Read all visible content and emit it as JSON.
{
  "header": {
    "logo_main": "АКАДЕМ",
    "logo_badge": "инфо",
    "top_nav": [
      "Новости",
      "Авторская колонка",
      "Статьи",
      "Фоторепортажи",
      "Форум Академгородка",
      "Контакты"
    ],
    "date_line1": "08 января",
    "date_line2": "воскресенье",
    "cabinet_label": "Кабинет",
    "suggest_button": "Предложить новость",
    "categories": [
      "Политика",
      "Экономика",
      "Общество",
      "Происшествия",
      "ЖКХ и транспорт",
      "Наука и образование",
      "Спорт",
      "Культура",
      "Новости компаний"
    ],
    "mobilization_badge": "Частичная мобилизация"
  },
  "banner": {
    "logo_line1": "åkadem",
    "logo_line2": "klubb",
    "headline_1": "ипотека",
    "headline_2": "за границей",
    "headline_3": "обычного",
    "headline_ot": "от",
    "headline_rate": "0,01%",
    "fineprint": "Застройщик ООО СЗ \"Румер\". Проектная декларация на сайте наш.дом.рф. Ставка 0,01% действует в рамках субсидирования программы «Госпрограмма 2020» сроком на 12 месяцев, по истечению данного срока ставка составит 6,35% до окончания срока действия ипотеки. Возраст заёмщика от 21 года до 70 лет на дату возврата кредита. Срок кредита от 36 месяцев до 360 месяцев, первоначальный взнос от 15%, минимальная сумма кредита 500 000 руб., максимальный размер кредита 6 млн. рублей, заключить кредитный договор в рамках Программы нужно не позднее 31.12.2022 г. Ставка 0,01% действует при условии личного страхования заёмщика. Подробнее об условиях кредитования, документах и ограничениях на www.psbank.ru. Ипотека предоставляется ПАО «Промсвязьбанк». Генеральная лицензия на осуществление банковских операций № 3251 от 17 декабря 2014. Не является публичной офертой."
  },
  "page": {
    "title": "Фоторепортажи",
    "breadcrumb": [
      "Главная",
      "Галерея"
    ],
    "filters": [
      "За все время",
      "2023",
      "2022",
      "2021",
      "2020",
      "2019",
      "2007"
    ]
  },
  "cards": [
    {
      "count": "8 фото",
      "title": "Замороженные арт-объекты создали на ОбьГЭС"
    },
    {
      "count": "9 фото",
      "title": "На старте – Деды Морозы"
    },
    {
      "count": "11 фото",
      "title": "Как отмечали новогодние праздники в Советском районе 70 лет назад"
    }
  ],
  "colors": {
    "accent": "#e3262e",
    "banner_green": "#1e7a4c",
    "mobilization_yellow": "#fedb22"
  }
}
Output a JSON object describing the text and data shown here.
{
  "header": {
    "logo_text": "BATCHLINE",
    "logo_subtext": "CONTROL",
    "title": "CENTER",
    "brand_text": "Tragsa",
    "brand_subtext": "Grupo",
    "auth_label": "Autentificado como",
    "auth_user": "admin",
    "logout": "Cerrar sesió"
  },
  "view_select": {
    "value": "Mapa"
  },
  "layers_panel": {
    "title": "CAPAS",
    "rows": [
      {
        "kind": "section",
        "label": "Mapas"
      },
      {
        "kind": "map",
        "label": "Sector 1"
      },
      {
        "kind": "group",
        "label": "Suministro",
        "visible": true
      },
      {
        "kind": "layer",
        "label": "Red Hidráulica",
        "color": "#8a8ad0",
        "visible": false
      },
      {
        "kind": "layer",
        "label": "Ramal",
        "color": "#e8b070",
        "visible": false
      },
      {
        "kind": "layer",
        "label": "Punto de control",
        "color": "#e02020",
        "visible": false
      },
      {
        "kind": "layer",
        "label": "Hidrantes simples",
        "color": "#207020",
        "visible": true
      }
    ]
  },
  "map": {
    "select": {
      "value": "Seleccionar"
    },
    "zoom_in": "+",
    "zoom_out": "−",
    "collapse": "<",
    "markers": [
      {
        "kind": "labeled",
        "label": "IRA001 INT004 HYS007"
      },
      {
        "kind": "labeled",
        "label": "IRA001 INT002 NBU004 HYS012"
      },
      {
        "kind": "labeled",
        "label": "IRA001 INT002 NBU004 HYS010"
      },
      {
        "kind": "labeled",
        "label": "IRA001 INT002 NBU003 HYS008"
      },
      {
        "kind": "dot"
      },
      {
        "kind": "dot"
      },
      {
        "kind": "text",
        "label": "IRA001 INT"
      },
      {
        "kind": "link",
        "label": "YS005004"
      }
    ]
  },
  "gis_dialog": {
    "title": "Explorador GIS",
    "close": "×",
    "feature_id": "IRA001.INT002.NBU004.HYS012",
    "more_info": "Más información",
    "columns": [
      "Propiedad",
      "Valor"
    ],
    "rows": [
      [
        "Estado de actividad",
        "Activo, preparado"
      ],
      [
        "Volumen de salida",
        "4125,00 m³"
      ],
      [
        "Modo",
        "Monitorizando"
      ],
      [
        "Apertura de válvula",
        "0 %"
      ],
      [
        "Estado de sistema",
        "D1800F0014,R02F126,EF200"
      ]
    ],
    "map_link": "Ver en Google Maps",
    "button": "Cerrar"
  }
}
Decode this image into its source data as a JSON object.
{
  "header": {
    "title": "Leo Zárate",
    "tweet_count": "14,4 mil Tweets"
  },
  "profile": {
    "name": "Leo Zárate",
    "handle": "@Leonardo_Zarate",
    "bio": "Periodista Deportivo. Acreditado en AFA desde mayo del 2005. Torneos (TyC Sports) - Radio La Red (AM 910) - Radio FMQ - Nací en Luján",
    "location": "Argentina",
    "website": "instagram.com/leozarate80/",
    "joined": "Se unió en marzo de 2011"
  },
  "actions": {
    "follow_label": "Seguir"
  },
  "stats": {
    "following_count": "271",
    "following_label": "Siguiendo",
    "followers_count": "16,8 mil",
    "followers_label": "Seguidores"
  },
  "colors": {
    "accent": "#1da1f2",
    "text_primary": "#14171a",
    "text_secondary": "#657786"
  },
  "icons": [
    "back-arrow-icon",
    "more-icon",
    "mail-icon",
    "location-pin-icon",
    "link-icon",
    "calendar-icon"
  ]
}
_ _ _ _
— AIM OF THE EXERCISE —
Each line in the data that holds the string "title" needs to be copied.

— EXERCISE OUTPUT —
    "title": "Фоторепортажи",
      "title": "Замороженные арт-объекты создали на ОбьГЭС"
      "title": "На старте – Деды Морозы"
      "title": "Как отмечали новогодние праздники в Советском районе 70 лет назад"
    "title": "CENTER",
    "title": "CAPAS",
    "title": "Explorador GIS",
    "title": "Leo Zárate",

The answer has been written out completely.